And that, according to N, is when everything changed. Later, when I told him how proud I was about all he had accomplished that day, he said, "It was the dog. The dog warmed my heart."

What followed is a little convoluted, but in essence: We ended up hanging out for less than 10 minutes at first (B's mom was the shower, so I didn't even get to talk with her at first), then driving back home to get N's Nerf gun so that the boys could have a "battle." By the time we got back to B's house, maybe 15 minutes later, it was no longer a strange place to N, but somewhere he'd been before, and he told me I could leave for a little while. There's a TJ's right nearby, so B's mom and I talked, and I suggested I go there, do some shopping, then check in with N to see if he was ready to go home; when the time came, about half an hour later, he was most definitely not ready to go home, so we discussed a pickup time and he dismissed me with a wave. When that pickup time came, he was STILL not ready to go home, so I sat in the living room with the mom and the three boys and watched as they all played Mario Somethingorother for about half an hour. It was only with promises of a repeat playdate very very soon that I was finally able to drag him out of there. Out of a house he'd never been to before, with a mother he'd never met before, and after playing with a kid he'd never met before.

If that's not miraculous, I don't know what is. Ultimately, N (and that sweet dog) did the hard work, but we--you and I--put the supports in place that let him feel safe enough to give it a go. And so I need to thank you; all of you.

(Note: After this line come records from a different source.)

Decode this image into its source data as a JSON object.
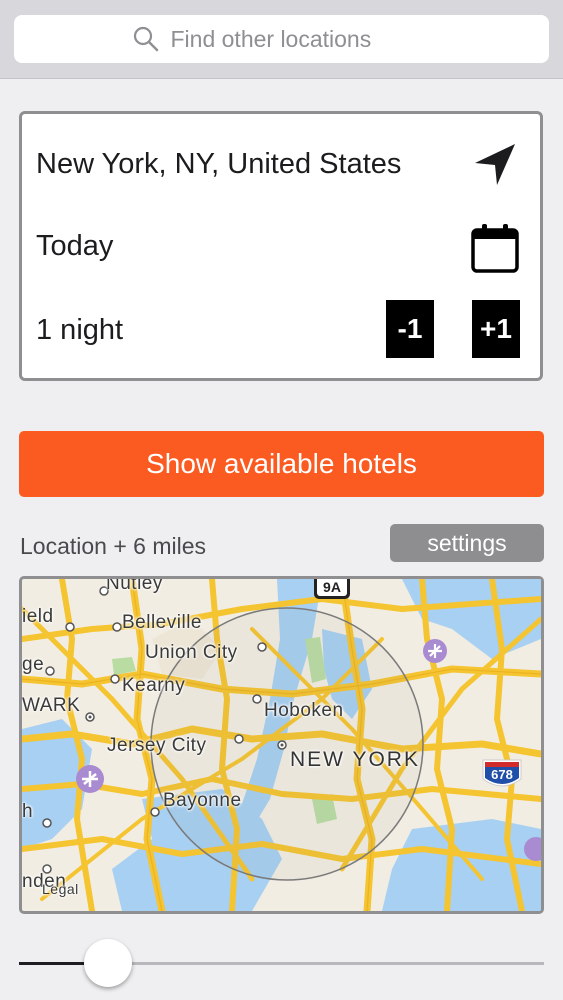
{
  "search": {
    "placeholder": "Find other locations"
  },
  "form": {
    "location": "New York, NY, United States",
    "date": "Today",
    "nights": "1 night",
    "minus_label": "-1",
    "plus_label": "+1"
  },
  "actions": {
    "show_hotels_label": "Show available hotels",
    "settings_label": "settings"
  },
  "radius": {
    "label": "Location + 6 miles",
    "slider_value_fraction": 0.17
  },
  "map": {
    "labels": {
      "nutley": "Nutley",
      "belleville": "Belleville",
      "union_city": "Union City",
      "kearny": "Kearny",
      "hoboken": "Hoboken",
      "jersey_city": "Jersey City",
      "new_york": "NEW YORK",
      "bayonne": "Bayonne",
      "field": "ield",
      "ge": "ge",
      "wark": "WARK",
      "h": "h",
      "nden": "nden",
      "legal": "Legal"
    },
    "shields": {
      "nine_a": "9A",
      "i678": "678"
    },
    "icons": [
      "airport-icon"
    ]
  },
  "colors": {
    "accent": "#fb5a20",
    "settings_bg": "#8e8e91",
    "road": "#f7c42a",
    "water": "#a7d0f2"
  }
}
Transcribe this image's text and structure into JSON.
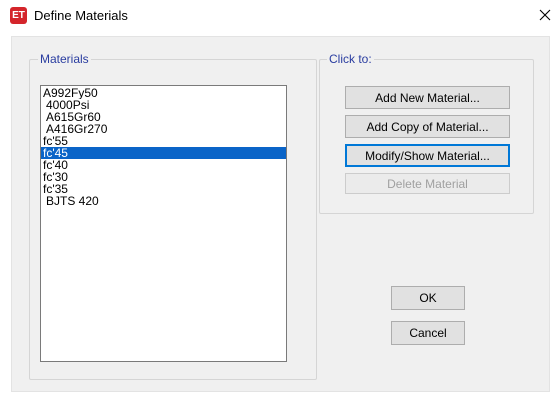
{
  "window": {
    "title": "Define Materials",
    "app_icon_text": "ET",
    "app_icon_color": "#d4252b",
    "close_glyph": "✕"
  },
  "materials_group": {
    "label": "Materials",
    "items": [
      {
        "label": "A992Fy50",
        "selected": false
      },
      {
        "label": "4000Psi",
        "selected": false
      },
      {
        "label": "A615Gr60",
        "selected": false
      },
      {
        "label": "A416Gr270",
        "selected": false
      },
      {
        "label": "fc'55",
        "selected": false
      },
      {
        "label": "fc'45",
        "selected": true
      },
      {
        "label": "fc'40",
        "selected": false
      },
      {
        "label": "fc'30",
        "selected": false
      },
      {
        "label": "fc'35",
        "selected": false
      },
      {
        "label": "BJTS 420",
        "selected": false
      }
    ]
  },
  "click_to_group": {
    "label": "Click to:",
    "add_new": "Add New Material...",
    "add_copy": "Add Copy of Material...",
    "modify_show": "Modify/Show Material...",
    "delete": "Delete Material"
  },
  "buttons": {
    "ok": "OK",
    "cancel": "Cancel"
  },
  "colors": {
    "selection": "#0a64c8",
    "group_label": "#2a3da0"
  }
}
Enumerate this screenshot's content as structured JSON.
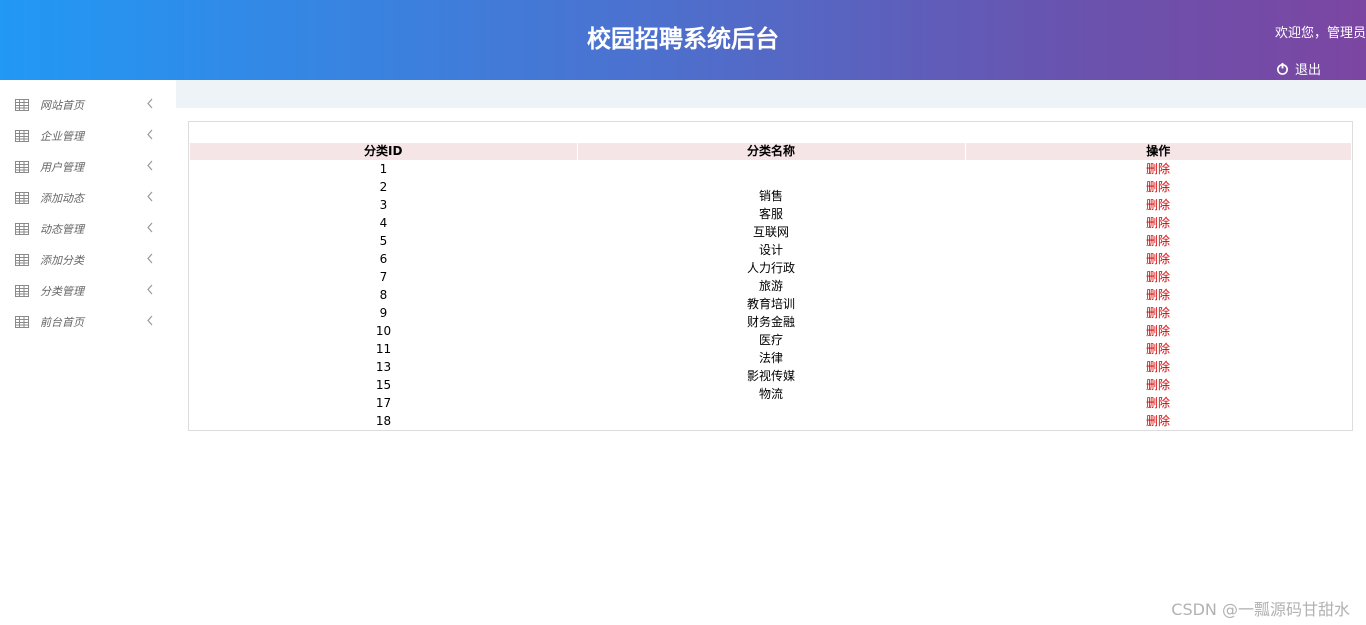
{
  "header": {
    "title": "校园招聘系统后台",
    "welcome": "欢迎您，管理员",
    "logout_label": "退出"
  },
  "sidebar": {
    "items": [
      {
        "label": "网站首页",
        "icon": "grid-icon"
      },
      {
        "label": "企业管理",
        "icon": "grid-icon"
      },
      {
        "label": "用户管理",
        "icon": "grid-icon"
      },
      {
        "label": "添加动态",
        "icon": "grid-icon"
      },
      {
        "label": "动态管理",
        "icon": "grid-icon"
      },
      {
        "label": "添加分类",
        "icon": "grid-icon"
      },
      {
        "label": "分类管理",
        "icon": "grid-icon"
      },
      {
        "label": "前台首页",
        "icon": "grid-icon"
      }
    ]
  },
  "table": {
    "columns": [
      "分类ID",
      "分类名称",
      "操作"
    ],
    "rows": [
      {
        "id": "1",
        "name": "",
        "action": "删除"
      },
      {
        "id": "2",
        "name": "销售",
        "action": "删除"
      },
      {
        "id": "3",
        "name": "客服",
        "action": "删除"
      },
      {
        "id": "4",
        "name": "互联网",
        "action": "删除"
      },
      {
        "id": "5",
        "name": "设计",
        "action": "删除"
      },
      {
        "id": "6",
        "name": "人力行政",
        "action": "删除"
      },
      {
        "id": "7",
        "name": "旅游",
        "action": "删除"
      },
      {
        "id": "8",
        "name": "教育培训",
        "action": "删除"
      },
      {
        "id": "9",
        "name": "财务金融",
        "action": "删除"
      },
      {
        "id": "10",
        "name": "医疗",
        "action": "删除"
      },
      {
        "id": "11",
        "name": "法律",
        "action": "删除"
      },
      {
        "id": "13",
        "name": "影视传媒",
        "action": "删除"
      },
      {
        "id": "15",
        "name": "物流",
        "action": "删除"
      },
      {
        "id": "17",
        "name": "",
        "action": "删除"
      },
      {
        "id": "18",
        "name": "",
        "action": "删除"
      }
    ]
  },
  "watermark": "CSDN @一瓢源码甘甜水",
  "colors": {
    "header_start": "#2199f5",
    "header_end": "#7b46a2",
    "table_header_bg": "#f6e5e6",
    "delete_link": "#d60000"
  }
}
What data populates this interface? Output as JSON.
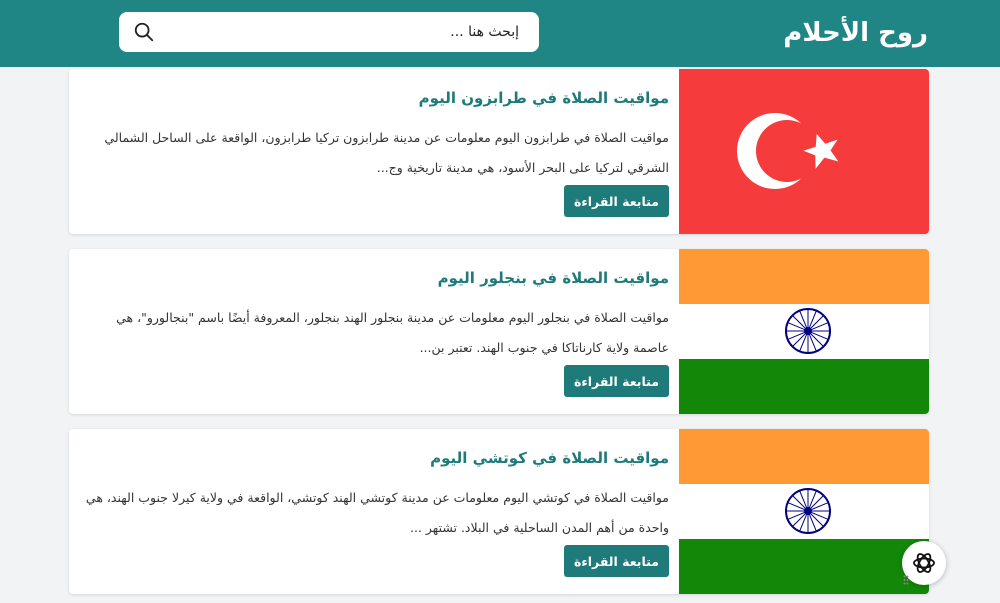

For the support and the advice and the girlfriend-to-girlfriend talking-to you didn't even know you'd given me. It means more to me, and to N, than you could possibly know.